The entries below are to be returned exactly. Include all of them.

Provided data:
%%

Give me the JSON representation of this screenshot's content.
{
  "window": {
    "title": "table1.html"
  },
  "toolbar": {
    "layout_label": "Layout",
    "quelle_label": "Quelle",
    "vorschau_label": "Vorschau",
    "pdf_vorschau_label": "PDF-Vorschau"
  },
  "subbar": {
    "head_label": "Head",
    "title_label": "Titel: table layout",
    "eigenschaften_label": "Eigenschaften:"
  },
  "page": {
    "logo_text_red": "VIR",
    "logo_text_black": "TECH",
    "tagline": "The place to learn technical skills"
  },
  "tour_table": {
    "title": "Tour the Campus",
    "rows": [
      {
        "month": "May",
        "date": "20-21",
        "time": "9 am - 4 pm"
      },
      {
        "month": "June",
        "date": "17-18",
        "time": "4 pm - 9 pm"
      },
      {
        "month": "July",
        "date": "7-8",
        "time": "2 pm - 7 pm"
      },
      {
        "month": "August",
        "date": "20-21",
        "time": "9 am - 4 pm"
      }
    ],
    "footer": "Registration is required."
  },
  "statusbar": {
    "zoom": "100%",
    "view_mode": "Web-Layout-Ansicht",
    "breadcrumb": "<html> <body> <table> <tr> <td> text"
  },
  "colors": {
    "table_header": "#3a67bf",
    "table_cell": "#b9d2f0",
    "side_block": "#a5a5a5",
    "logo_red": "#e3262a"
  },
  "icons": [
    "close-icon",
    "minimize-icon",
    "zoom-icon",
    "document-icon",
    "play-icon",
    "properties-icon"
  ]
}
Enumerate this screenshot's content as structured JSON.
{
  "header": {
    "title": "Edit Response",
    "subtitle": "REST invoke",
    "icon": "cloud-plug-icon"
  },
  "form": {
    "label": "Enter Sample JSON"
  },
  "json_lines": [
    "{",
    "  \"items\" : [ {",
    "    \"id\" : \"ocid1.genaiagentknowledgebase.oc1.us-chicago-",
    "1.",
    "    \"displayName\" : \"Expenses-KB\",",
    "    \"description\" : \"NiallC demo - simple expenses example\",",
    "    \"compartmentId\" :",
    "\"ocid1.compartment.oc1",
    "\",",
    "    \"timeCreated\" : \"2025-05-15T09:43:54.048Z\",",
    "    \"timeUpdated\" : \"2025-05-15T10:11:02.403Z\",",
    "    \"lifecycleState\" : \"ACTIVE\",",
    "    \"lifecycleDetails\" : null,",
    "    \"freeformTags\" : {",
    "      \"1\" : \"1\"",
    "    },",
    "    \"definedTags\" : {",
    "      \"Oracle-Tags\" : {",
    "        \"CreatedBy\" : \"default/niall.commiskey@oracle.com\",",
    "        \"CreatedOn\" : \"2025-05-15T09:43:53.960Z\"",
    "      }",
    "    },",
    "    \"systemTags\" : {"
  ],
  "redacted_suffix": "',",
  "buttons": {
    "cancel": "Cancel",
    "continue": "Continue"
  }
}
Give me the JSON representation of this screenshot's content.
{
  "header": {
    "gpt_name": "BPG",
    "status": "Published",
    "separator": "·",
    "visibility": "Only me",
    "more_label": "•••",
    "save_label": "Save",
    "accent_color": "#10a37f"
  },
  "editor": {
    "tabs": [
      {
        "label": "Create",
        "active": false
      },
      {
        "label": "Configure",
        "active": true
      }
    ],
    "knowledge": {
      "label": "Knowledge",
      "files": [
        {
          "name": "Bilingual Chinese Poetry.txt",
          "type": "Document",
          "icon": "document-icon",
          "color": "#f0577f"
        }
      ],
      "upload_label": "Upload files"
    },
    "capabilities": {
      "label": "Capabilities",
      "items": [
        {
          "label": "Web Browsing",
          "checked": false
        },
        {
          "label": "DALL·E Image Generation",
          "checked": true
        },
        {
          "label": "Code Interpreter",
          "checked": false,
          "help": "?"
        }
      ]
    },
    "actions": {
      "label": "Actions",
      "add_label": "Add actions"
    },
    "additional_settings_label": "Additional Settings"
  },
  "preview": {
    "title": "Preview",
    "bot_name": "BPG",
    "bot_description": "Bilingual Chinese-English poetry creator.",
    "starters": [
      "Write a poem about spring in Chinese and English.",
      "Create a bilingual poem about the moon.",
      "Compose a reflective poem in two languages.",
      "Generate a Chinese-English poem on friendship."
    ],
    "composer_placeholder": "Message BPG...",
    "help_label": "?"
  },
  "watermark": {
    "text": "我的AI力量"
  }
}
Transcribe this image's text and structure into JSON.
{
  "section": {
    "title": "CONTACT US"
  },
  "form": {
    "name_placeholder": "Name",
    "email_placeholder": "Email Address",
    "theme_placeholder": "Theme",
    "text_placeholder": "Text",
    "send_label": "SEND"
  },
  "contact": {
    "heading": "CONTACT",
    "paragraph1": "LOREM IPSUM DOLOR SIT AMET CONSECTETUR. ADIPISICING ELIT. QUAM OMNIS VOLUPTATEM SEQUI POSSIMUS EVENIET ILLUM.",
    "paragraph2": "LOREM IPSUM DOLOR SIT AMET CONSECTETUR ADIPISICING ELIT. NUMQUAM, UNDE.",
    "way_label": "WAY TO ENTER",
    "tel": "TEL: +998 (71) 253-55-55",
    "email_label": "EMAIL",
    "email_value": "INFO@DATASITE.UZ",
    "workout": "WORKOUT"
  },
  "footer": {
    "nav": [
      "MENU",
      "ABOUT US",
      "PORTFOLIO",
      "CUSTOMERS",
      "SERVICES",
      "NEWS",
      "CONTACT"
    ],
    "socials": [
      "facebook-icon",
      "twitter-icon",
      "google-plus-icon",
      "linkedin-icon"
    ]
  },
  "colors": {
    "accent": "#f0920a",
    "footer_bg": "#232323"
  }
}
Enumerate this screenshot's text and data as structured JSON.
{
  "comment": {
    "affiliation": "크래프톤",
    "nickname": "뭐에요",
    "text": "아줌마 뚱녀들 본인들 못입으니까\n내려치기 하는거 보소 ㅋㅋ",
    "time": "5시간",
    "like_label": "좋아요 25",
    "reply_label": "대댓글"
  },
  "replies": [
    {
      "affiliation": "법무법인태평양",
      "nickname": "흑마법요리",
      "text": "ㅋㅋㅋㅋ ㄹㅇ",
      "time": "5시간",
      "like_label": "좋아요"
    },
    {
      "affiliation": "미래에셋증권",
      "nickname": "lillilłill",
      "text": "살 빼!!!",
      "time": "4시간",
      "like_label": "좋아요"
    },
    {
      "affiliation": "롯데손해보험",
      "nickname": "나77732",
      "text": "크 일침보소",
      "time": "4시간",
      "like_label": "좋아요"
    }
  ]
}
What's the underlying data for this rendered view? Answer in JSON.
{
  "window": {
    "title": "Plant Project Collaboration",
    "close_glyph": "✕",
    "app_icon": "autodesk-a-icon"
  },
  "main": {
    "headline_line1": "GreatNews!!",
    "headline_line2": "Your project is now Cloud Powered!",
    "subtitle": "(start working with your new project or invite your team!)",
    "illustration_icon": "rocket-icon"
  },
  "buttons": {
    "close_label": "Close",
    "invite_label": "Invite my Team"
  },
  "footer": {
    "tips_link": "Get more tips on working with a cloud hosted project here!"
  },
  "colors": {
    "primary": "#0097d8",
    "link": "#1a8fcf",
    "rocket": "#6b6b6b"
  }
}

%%

Your response:
Give me the JSON representation of this screenshot's content.
{
  "window": {
    "title": "table1.html"
  },
  "toolbar": {
    "layout_label": "Layout",
    "quelle_label": "Quelle",
    "vorschau_label": "Vorschau",
    "pdf_vorschau_label": "PDF-Vorschau"
  },
  "subbar": {
    "head_label": "Head",
    "title_label": "Titel: table layout",
    "eigenschaften_label": "Eigenschaften:"
  },
  "page": {
    "logo_text_red": "VIR",
    "logo_text_black": "TECH",
    "tagline": "The place to learn technical skills"
  },
  "tour_table": {
    "title": "Tour the Campus",
    "rows": [
      {
        "month": "May",
        "date": "20-21",
        "time": "9 am - 4 pm"
      },
      {
        "month": "June",
        "date": "17-18",
        "time": "4 pm - 9 pm"
      },
      {
        "month": "July",
        "date": "7-8",
        "time": "2 pm - 7 pm"
      },
      {
        "month": "August",
        "date": "20-21",
        "time": "9 am - 4 pm"
      }
    ],
    "footer": "Registration is required."
  },
  "statusbar": {
    "zoom": "100%",
    "view_mode": "Web-Layout-Ansicht",
    "breadcrumb": "<html> <body> <table> <tr> <td> text"
  },
  "colors": {
    "table_header": "#3a67bf",
    "table_cell": "#b9d2f0",
    "side_block": "#a5a5a5",
    "logo_red": "#e3262a"
  },
  "icons": [
    "close-icon",
    "minimize-icon",
    "zoom-icon",
    "document-icon",
    "play-icon",
    "properties-icon"
  ]
}
Enumerate this screenshot's content as structured JSON.
{
  "header": {
    "title": "Edit Response",
    "subtitle": "REST invoke",
    "icon": "cloud-plug-icon"
  },
  "form": {
    "label": "Enter Sample JSON"
  },
  "json_lines": [
    "{",
    "  \"items\" : [ {",
    "    \"id\" : \"ocid1.genaiagentknowledgebase.oc1.us-chicago-",
    "1.",
    "    \"displayName\" : \"Expenses-KB\",",
    "    \"description\" : \"NiallC demo - simple expenses example\",",
    "    \"compartmentId\" :",
    "\"ocid1.compartment.oc1",
    "\",",
    "    \"timeCreated\" : \"2025-05-15T09:43:54.048Z\",",
    "    \"timeUpdated\" : \"2025-05-15T10:11:02.403Z\",",
    "    \"lifecycleState\" : \"ACTIVE\",",
    "    \"lifecycleDetails\" : null,",
    "    \"freeformTags\" : {",
    "      \"1\" : \"1\"",
    "    },",
    "    \"definedTags\" : {",
    "      \"Oracle-Tags\" : {",
    "        \"CreatedBy\" : \"default/niall.commiskey@oracle.com\",",
    "        \"CreatedOn\" : \"2025-05-15T09:43:53.960Z\"",
    "      }",
    "    },",
    "    \"systemTags\" : {"
  ],
  "redacted_suffix": "',",
  "buttons": {
    "cancel": "Cancel",
    "continue": "Continue"
  }
}
Give me the JSON representation of this screenshot's content.
{
  "header": {
    "gpt_name": "BPG",
    "status": "Published",
    "separator": "·",
    "visibility": "Only me",
    "more_label": "•••",
    "save_label": "Save",
    "accent_color": "#10a37f"
  },
  "editor": {
    "tabs": [
      {
        "label": "Create",
        "active": false
      },
      {
        "label": "Configure",
        "active": true
      }
    ],
    "knowledge": {
      "label": "Knowledge",
      "files": [
        {
          "name": "Bilingual Chinese Poetry.txt",
          "type": "Document",
          "icon": "document-icon",
          "color": "#f0577f"
        }
      ],
      "upload_label": "Upload files"
    },
    "capabilities": {
      "label": "Capabilities",
      "items": [
        {
          "label": "Web Browsing",
          "checked": false
        },
        {
          "label": "DALL·E Image Generation",
          "checked": true
        },
        {
          "label": "Code Interpreter",
          "checked": false,
          "help": "?"
        }
      ]
    },
    "actions": {
      "label": "Actions",
      "add_label": "Add actions"
    },
    "additional_settings_label": "Additional Settings"
  },
  "preview": {
    "title": "Preview",
    "bot_name": "BPG",
    "bot_description": "Bilingual Chinese-English poetry creator.",
    "starters": [
      "Write a poem about spring in Chinese and English.",
      "Create a bilingual poem about the moon.",
      "Compose a reflective poem in two languages.",
      "Generate a Chinese-English poem on friendship."
    ],
    "composer_placeholder": "Message BPG...",
    "help_label": "?"
  },
  "watermark": {
    "text": "我的AI力量"
  }
}
Transcribe this image's text and structure into JSON.
{
  "section": {
    "title": "CONTACT US"
  },
  "form": {
    "name_placeholder": "Name",
    "email_placeholder": "Email Address",
    "theme_placeholder": "Theme",
    "text_placeholder": "Text",
    "send_label": "SEND"
  },
  "contact": {
    "heading": "CONTACT",
    "paragraph1": "LOREM IPSUM DOLOR SIT AMET CONSECTETUR. ADIPISICING ELIT. QUAM OMNIS VOLUPTATEM SEQUI POSSIMUS EVENIET ILLUM.",
    "paragraph2": "LOREM IPSUM DOLOR SIT AMET CONSECTETUR ADIPISICING ELIT. NUMQUAM, UNDE.",
    "way_label": "WAY TO ENTER",
    "tel": "TEL: +998 (71) 253-55-55",
    "email_label": "EMAIL",
    "email_value": "INFO@DATASITE.UZ",
    "workout": "WORKOUT"
  },
  "footer": {
    "nav": [
      "MENU",
      "ABOUT US",
      "PORTFOLIO",
      "CUSTOMERS",
      "SERVICES",
      "NEWS",
      "CONTACT"
    ],
    "socials": [
      "facebook-icon",
      "twitter-icon",
      "google-plus-icon",
      "linkedin-icon"
    ]
  },
  "colors": {
    "accent": "#f0920a",
    "footer_bg": "#232323"
  }
}
Enumerate this screenshot's text and data as structured JSON.
{
  "comment": {
    "affiliation": "크래프톤",
    "nickname": "뭐에요",
    "text": "아줌마 뚱녀들 본인들 못입으니까\n내려치기 하는거 보소 ㅋㅋ",
    "time": "5시간",
    "like_label": "좋아요 25",
    "reply_label": "대댓글"
  },
  "replies": [
    {
      "affiliation": "법무법인태평양",
      "nickname": "흑마법요리",
      "text": "ㅋㅋㅋㅋ ㄹㅇ",
      "time": "5시간",
      "like_label": "좋아요"
    },
    {
      "affiliation": "미래에셋증권",
      "nickname": "lillilłill",
      "text": "살 빼!!!",
      "time": "4시간",
      "like_label": "좋아요"
    },
    {
      "affiliation": "롯데손해보험",
      "nickname": "나77732",
      "text": "크 일침보소",
      "time": "4시간",
      "like_label": "좋아요"
    }
  ]
}
What's the underlying data for this rendered view? Answer in JSON.
{
  "window": {
    "title": "Plant Project Collaboration",
    "close_glyph": "✕",
    "app_icon": "autodesk-a-icon"
  },
  "main": {
    "headline_line1": "GreatNews!!",
    "headline_line2": "Your project is now Cloud Powered!",
    "subtitle": "(start working with your new project or invite your team!)",
    "illustration_icon": "rocket-icon"
  },
  "buttons": {
    "close_label": "Close",
    "invite_label": "Invite my Team"
  },
  "footer": {
    "tips_link": "Get more tips on working with a cloud hosted project here!"
  },
  "colors": {
    "primary": "#0097d8",
    "link": "#1a8fcf",
    "rocket": "#6b6b6b"
  }
}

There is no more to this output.